Building an Angular application is only half the battle; deploying it effectively and efficiently ensures its reach and accessibility. As applications grow in complexity, and as user bases expand, the deployment process becomes a nuanced undertaking. Modern deployment techniques, aided by tools like Docker and Kubernetes, allow developers to streamline this process, ensure scalability, and maintain high availability. Additionally, strategies like canary deployments and blue-green deployments offer safer methods to release new features, reducing risks and increasing stability. In this tutorial, we'll embark on a journey to explore these advanced deployment techniques tailored for Angular applications, enabling you to confidently deploy and scale your applications in diverse environments.
By the end of this tutorial, participants will be able to:
Comprehend the intricacies of advanced deployment methodologies in the context of Angular applications.
Utilize tools like Docker and Kubernetes to containerize, orchestrate, and deploy Angular applications with precision.
Implement strategic deployment techniques such as canary deployments and blue-green deployments to ensure a seamless user experience, even during major application updates.
To maximize the benefits from this tutorial, readers should possess:
An intermediate understanding of Angular development practices.
Basic knowledge of containerization, ideally with Docker.
Familiarity with deployment concepts and standard deployment tools.
A readiness to evolve traditional deployment mindsets and embrace modern, scalable techniques.
Grasping the Basics of Angular Deployment
Before we delve into advanced deployment techniques, it’s crucial to have a solid understanding of traditional deployment methods for Angular applications.
Traditional Deployment Methods
Traditionally, deploying an Angular application involves a few key steps:
Building the Application: This is done using the Angular CLI command ng build --prod. This command compiles your application and creates a dist/ directory with everything you need to deploy your application.
Setting up a Server: The next step is to set up a server to host your application. This could be any server that can serve static files, such as Apache, Nginx, or even cloud-based solutions like AWS S3 or Azure Blob Storage.
Deploying the Application: Once the server is set up, you simply need to copy the contents of the dist/ directory to your server. This can be done manually or using automated tools like FTP clients or CI/CD pipelines.
While these methods have been tried and tested over the years, they do have some limitations. For instance, each deployment requires a full build of the application, which can be time-consuming for large applications.

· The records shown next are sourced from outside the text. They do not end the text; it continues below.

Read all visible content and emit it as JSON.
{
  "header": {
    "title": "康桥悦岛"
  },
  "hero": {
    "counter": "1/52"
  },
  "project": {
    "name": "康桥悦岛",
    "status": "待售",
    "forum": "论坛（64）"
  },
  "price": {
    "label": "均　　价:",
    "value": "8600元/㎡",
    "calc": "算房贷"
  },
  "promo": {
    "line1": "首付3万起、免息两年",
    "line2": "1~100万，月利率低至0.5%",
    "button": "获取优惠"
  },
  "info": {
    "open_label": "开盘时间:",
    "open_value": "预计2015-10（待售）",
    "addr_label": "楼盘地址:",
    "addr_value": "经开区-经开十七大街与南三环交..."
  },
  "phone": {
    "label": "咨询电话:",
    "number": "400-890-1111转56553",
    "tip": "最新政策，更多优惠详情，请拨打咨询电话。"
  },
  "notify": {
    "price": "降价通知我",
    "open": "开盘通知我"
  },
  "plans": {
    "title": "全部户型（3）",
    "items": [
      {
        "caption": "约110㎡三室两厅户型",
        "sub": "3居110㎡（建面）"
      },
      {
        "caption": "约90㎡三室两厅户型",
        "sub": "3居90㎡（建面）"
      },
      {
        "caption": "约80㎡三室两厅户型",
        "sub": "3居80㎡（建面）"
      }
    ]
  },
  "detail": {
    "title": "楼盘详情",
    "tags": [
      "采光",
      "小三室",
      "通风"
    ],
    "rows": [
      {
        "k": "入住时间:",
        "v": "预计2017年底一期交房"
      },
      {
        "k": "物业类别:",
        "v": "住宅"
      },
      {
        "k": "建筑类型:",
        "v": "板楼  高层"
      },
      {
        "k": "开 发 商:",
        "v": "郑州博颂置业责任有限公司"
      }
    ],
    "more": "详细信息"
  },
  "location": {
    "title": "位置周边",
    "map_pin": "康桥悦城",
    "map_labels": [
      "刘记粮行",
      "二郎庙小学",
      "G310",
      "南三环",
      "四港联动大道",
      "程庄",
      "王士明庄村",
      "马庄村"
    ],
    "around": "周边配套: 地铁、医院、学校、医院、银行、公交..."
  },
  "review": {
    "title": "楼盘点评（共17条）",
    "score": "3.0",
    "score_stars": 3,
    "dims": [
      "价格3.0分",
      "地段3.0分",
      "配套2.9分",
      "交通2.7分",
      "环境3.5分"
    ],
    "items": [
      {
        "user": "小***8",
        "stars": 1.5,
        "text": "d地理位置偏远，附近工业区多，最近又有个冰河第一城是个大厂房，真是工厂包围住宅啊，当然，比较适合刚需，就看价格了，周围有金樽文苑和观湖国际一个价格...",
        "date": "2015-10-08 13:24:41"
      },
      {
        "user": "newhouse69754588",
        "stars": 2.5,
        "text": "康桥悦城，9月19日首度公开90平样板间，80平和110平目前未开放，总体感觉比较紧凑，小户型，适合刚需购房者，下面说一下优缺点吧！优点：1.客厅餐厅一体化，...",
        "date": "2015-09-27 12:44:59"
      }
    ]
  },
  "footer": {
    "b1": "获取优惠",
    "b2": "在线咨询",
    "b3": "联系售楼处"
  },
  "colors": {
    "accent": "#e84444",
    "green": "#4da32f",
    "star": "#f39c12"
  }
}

Additionally, these methods often involve manual steps or require additional tooling to automate.
The Need for Advanced Deployment Techniques

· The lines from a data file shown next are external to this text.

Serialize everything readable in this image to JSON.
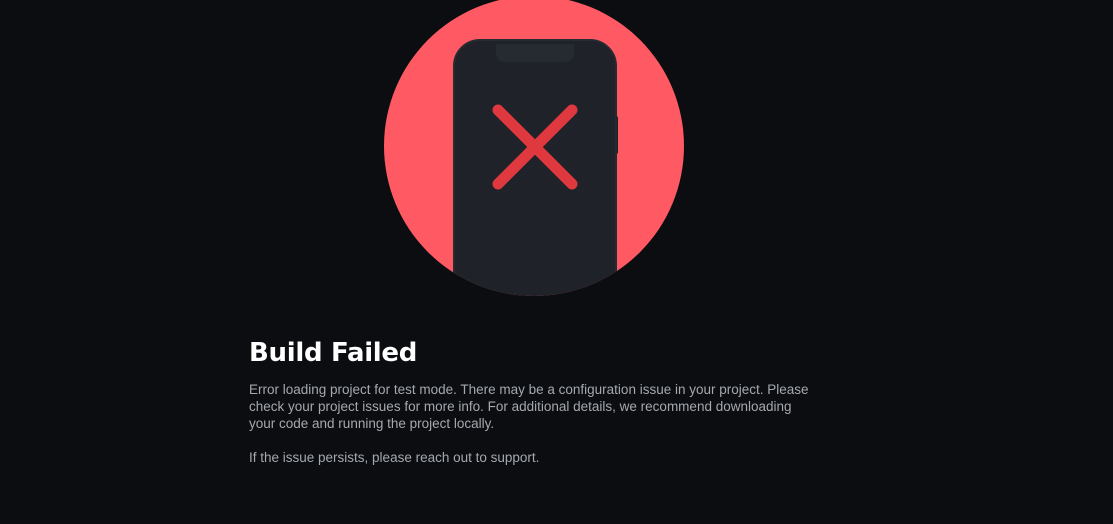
{
  "error": {
    "title": "Build Failed",
    "message": "Error loading project for test mode. There may be a configuration issue in your project. Please check your project issues for more info. For additional details, we recommend downloading your code and running the project locally.",
    "support_note": "If the issue persists, please reach out to support."
  },
  "illustration": {
    "icon": "phone-error-icon",
    "circle_color": "#ff5a64",
    "phone_color": "#1f2329",
    "cross_color": "#e0383f"
  },
  "colors": {
    "background": "#0b0d10",
    "title": "#ffffff",
    "text": "#a4a9b0"
  }
}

As applications grow in size and complexity, these traditional methods can start to show their limitations. This is where advanced deployment techniques come in.
Advanced deployment techniques offer several advantages over traditional methods:
Efficiency: Advanced techniques often involve automating the build and deployment process, reducing manual effort and potential for errors.
Speed: By optimizing the build process and using strategies like lazy loading, advanced techniques can significantly reduce deployment times.
Scalability: Advanced deployment techniques are designed to handle large, complex applications and can scale more effectively as your application grows.
In the following sections, we will explore some of these advanced deployment techniques in detail, providing step-by-step instructions and examples to help you transition from traditional to advanced deployment methods.
Introduction to Docker for Angular Applications
What is Docker?
Docker is an open-source platform that automates the deployment, scaling, and management of applications. It does this by using containerization, a lightweight form of virtualization. A Docker container packages an application with everything it needs to run, including libraries, system tools, code, and runtime. This ensures that the application will run the same way, regardless of the environment it’s in.
Docker’s relevance to Angular deployment comes from its ability to create a consistent environment for the application. This means you can build and test your Angular application in a Docker container on your local machine, and be confident it will behave the same way when deployed to a production server.
Creating a Dockerfile for an Angular Application
A Dockerfile is a text file that contains instructions for how Docker should build an image. Here’s an example of a Dockerfile for an Angular application:
# Stage 1: Build the Angular application
FROM node:14 as build
COPY package.json package-lock.json ./
RUN npm install
COPY . .
RUN npm run build
# Stage 2: Serve the application with Nginx
COPY --from=build /app/dist/my-app /usr/share/nginx/html
COPY ./nginx-custom.conf /etc/nginx/conf.d/default.conf
In this Dockerfile, we’re using a multi-stage build. In the first stage, we’re building the Angular application inside a Node.js container. In the second stage, we’re serving the built application using Nginx.
Building and Running Angular inside a Docker Container
Once you have your Dockerfile, you can build an image using the docker build command:
docker build -t my-angular-app .
This command builds a Docker image from your Dockerfile and tags it with the name my-angular-app.
To run your Angular application inside a Docker container, use the docker run command:
docker run -p 8080:80 my-angular-app
This command starts a new container from your my-angular-app image and maps port 8080 on your host to port 80 on your container.
Now, you can access your Angular application at http://localhost:8080.
By leveraging Docker for deployment, you can ensure that your Angular application runs consistently across different environments, making your deployment process more reliable and efficient.